Secretaries to Senate
Jean Duncan Foley
Jean Duncan Foley (nee Laing) was Registrar of the University of Sydney in 1975. The position of Registrar included the role of Secretary to Senate.
BA DipSocStud HonDLitt Sydney
Jean Duncan Foley (nee Laing) had graduated Bachelor of Arts in 1946 and Diploma in Social Studies in 1947 from the University of Sydney.
In 1950 she joined the staff of the University of Sydney as a temporary Graduate Assistant to the Appointments Board and later its Assistant Secretary.
In 1953 she resigned to take up the position of Supervisor of Training and Systems Officer at International Business Machines.
In 1958 she was appointed Mechanisation Officer of the Hospitals Contribution Fund.
Her career at the University of Sydney
She returned to the University in 1960 as an Assistant Registrar.
Her duties in this position included responsibility for the installation of a new computer for Data Processing. In addition, as Assistant Registrar, she was over a period to hold the following positions: Secretary of the Faculty of Arts and Dentistry, and Secretary to the Boards of Studies in Divinity and Social Work. She was also involved as part of her work in Data Processing with organisation and methods.
Jean Foley also played an important part in the establishment of the Metropolitan Universities Admission Centre and the success of this Centre was said to be due in large part to her continuing interest and expert guidance.
In 1970 she was appointed Deputy Registrar; Associate Registrar in 1972 and, on Ralph Fisher's resignation in 1974, Acting Registrar.
In 1975 she was appointed Registrar, the University's eleventh Registrar and the second woman appointed to the position. Her period as Registrar was to be all too short for she resigned because of family commitments in mid-1975.
Her years at the University were very difficult and, at times, turbulent ones. It was a period of great change in the University's administration to which she made a lasting and wide-ranging contribution.

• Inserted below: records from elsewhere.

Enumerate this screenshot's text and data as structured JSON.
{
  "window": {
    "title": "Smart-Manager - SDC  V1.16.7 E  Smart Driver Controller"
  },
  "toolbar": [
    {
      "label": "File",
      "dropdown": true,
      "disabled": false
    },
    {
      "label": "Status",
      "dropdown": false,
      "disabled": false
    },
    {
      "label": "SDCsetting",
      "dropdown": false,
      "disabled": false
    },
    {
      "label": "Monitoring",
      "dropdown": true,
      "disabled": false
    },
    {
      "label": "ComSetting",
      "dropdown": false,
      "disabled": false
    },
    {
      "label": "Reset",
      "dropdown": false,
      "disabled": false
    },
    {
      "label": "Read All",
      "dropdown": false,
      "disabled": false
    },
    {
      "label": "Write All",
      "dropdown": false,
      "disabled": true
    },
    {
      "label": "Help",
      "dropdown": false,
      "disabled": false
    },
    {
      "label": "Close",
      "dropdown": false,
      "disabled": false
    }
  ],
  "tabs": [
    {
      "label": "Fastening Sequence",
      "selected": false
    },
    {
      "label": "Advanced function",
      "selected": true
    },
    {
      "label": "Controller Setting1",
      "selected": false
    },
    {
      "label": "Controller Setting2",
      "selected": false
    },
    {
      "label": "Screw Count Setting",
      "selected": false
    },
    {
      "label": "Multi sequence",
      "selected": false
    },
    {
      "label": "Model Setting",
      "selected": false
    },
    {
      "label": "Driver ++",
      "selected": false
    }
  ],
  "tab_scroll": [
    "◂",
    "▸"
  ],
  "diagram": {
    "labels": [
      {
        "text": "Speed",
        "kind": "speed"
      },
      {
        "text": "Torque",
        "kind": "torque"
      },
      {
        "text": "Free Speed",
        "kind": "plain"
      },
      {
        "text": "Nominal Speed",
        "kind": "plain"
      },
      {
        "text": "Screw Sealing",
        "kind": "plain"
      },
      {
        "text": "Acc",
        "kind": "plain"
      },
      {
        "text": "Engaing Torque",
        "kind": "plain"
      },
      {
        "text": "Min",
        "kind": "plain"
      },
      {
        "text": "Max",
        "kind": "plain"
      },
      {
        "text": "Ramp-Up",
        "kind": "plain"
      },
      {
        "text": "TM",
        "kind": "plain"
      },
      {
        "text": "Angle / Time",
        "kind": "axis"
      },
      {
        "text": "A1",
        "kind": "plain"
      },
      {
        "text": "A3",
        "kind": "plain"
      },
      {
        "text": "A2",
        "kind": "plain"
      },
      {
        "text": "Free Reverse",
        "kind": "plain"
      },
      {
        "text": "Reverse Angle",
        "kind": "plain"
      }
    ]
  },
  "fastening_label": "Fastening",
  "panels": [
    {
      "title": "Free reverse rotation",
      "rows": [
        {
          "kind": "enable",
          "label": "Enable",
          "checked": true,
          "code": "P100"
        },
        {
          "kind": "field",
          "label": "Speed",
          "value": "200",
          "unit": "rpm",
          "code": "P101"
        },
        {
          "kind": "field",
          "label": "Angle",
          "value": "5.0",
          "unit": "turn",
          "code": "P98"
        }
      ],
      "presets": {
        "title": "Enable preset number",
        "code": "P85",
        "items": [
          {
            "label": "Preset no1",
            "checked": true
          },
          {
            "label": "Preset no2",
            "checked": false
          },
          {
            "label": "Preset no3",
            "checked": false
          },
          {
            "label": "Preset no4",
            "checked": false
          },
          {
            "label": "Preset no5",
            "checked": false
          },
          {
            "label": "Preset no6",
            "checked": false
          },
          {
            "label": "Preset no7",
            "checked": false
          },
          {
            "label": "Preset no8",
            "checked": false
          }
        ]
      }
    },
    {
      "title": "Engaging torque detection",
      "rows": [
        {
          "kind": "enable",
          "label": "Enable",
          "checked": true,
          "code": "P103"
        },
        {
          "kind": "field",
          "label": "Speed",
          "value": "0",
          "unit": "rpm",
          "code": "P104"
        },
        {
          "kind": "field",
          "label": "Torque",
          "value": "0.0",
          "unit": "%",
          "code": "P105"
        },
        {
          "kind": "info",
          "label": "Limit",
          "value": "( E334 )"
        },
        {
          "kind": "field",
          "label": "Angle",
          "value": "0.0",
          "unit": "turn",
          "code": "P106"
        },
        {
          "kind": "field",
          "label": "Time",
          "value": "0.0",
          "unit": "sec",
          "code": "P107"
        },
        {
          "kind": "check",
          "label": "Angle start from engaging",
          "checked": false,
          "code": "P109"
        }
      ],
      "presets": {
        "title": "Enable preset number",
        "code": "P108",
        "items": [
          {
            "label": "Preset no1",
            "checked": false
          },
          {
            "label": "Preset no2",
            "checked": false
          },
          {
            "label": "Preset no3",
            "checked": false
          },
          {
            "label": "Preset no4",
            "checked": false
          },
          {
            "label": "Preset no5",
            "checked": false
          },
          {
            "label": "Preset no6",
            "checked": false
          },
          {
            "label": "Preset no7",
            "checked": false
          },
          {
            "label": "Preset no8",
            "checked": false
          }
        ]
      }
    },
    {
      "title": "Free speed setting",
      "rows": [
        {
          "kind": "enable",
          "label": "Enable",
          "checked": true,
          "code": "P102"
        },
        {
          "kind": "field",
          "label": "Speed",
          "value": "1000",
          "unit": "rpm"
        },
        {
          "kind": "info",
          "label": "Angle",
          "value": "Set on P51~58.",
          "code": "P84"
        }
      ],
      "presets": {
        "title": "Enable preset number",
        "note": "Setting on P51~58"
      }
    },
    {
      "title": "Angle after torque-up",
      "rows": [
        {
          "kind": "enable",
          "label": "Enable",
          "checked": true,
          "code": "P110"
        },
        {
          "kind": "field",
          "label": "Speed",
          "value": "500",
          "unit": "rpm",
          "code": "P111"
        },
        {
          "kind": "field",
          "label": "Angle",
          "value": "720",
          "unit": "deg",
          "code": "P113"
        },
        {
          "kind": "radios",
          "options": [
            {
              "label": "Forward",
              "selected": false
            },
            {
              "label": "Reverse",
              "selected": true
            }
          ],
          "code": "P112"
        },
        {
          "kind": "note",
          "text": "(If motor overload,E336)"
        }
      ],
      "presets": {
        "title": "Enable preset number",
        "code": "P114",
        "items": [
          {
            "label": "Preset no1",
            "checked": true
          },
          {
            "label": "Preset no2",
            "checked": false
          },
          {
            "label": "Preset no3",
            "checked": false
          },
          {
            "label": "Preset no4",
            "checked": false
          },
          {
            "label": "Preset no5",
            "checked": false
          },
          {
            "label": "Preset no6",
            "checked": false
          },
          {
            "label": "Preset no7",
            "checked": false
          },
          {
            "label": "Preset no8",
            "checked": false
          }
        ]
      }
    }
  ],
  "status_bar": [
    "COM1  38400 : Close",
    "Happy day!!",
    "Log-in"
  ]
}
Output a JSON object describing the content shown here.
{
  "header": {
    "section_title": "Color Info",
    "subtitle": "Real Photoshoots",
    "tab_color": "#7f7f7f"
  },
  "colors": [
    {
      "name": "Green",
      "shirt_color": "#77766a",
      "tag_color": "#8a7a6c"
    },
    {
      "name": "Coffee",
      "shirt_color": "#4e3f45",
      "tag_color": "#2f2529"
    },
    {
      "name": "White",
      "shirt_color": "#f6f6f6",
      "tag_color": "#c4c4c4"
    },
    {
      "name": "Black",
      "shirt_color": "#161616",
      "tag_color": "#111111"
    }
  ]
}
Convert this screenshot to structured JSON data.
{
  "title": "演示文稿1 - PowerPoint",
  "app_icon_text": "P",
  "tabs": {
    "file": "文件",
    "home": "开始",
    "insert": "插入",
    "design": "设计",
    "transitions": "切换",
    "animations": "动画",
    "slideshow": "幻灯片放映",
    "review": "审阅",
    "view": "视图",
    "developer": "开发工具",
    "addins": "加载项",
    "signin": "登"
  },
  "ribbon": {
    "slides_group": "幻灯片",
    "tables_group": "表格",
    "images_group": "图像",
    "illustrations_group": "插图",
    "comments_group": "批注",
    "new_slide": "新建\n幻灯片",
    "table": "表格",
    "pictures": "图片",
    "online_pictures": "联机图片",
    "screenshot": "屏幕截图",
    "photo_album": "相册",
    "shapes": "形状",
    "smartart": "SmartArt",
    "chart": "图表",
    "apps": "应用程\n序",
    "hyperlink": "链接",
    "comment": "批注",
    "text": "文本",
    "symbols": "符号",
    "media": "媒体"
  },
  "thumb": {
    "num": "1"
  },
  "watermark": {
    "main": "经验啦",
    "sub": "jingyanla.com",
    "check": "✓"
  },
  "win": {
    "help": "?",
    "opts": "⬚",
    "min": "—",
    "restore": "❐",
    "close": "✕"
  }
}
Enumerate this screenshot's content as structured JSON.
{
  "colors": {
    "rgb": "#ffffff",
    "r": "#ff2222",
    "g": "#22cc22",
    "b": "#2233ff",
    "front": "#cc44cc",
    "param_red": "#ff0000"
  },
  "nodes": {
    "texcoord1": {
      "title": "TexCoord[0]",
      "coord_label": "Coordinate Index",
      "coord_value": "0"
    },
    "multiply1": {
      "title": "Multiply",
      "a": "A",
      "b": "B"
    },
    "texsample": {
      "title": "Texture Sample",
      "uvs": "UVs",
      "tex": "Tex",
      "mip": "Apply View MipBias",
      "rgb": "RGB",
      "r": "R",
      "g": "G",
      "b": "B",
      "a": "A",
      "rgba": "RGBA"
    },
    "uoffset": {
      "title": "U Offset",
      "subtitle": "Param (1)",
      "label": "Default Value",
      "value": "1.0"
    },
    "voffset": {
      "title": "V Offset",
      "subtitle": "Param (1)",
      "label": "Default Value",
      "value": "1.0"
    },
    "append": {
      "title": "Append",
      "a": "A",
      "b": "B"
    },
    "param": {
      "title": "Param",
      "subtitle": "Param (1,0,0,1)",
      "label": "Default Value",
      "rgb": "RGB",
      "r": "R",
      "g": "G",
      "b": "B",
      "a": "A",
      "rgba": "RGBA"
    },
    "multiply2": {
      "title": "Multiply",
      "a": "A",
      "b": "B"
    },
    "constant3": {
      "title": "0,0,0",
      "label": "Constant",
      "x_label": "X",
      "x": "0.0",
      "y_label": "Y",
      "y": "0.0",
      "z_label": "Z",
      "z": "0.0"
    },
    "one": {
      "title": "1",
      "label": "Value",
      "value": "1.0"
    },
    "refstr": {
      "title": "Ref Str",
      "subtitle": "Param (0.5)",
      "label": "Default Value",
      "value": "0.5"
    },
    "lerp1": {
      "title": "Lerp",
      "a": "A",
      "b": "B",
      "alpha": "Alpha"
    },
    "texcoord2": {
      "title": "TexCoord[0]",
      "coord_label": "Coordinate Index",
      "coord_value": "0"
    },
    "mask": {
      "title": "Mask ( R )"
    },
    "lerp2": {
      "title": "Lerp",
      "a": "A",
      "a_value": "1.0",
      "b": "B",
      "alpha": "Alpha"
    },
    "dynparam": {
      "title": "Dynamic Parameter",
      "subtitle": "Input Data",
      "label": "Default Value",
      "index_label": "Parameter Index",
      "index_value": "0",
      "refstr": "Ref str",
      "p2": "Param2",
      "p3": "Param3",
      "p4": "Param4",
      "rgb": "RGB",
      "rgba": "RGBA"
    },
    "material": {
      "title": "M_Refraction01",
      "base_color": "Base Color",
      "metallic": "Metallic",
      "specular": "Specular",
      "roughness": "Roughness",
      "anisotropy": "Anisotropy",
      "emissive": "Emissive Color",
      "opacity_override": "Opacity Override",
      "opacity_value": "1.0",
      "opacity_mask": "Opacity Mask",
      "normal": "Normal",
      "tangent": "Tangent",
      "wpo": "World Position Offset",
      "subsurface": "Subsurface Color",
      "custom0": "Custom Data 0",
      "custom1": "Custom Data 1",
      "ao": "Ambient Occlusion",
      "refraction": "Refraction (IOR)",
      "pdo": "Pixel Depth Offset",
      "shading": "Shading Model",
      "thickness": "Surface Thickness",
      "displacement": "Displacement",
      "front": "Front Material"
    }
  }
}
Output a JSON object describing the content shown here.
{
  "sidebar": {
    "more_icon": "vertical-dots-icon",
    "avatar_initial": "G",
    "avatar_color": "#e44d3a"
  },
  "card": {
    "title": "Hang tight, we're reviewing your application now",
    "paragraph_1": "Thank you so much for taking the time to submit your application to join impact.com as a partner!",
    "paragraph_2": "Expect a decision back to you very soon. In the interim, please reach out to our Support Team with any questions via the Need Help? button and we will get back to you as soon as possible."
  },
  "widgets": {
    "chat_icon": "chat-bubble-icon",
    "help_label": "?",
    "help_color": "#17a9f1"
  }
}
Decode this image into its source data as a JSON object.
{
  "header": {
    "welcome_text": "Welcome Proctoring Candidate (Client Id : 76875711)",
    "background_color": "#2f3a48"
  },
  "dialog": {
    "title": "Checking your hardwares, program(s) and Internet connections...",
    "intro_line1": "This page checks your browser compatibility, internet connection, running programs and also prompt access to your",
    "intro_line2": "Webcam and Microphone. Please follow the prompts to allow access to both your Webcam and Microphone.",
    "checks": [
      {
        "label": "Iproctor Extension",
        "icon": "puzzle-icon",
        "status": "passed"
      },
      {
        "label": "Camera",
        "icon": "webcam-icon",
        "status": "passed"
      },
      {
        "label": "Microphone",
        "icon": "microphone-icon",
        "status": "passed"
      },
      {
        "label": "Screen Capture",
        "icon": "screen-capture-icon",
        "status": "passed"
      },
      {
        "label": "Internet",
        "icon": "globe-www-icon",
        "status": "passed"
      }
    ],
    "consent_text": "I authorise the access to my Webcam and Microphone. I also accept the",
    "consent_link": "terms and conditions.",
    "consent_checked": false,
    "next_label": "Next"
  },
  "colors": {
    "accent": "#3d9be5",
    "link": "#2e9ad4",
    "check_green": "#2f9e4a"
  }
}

Her qualities as an administrator were well summed up by Professor Rogers, a former Dean of the Faculty of Arts, when he wrote that she would long be remembered "for her unobtrusive efficiency, her charm and her unfailing good humour." He noted that she was a constructive administrator, "always looking for better ways of doing things, putting into practice the injunction of Geoffrey Chaucer (a poet who was also an administrator) to take the fruit and let the chaff be still.
The Vice-Chancellor, Professor (later Sir) Bruce Williams, wrote in July 1975: " Mrs Foley's term as Registrar was regrettably short. Her great integrity judgment, foresight and charm helped to make her an ideal Registrar. We shall miss her. It is small consolation that she has agreed to remain with us in a consultative capacity, to complete some important work she had started and to give us the benefit of her advice. "
Lady Foley went on to study early Australian history and was awarded the degree of Master of Arts in 1985.
She also completed a book entitled 'In Quarantine: A History of Sydney's Quarantine Station 1828-1984' which was published in 1995.
Doctor of Letters (honoris causa)
The degree of Doctor of Letters (honoris causa) was conferred upon Lady Foley at the Arts ceremony held at 6.00pm on 2 March 1995.
From an article by Ursula Bygott, 1992 University of Sydney Archives 'Record', and Lady Foley's honorary award citation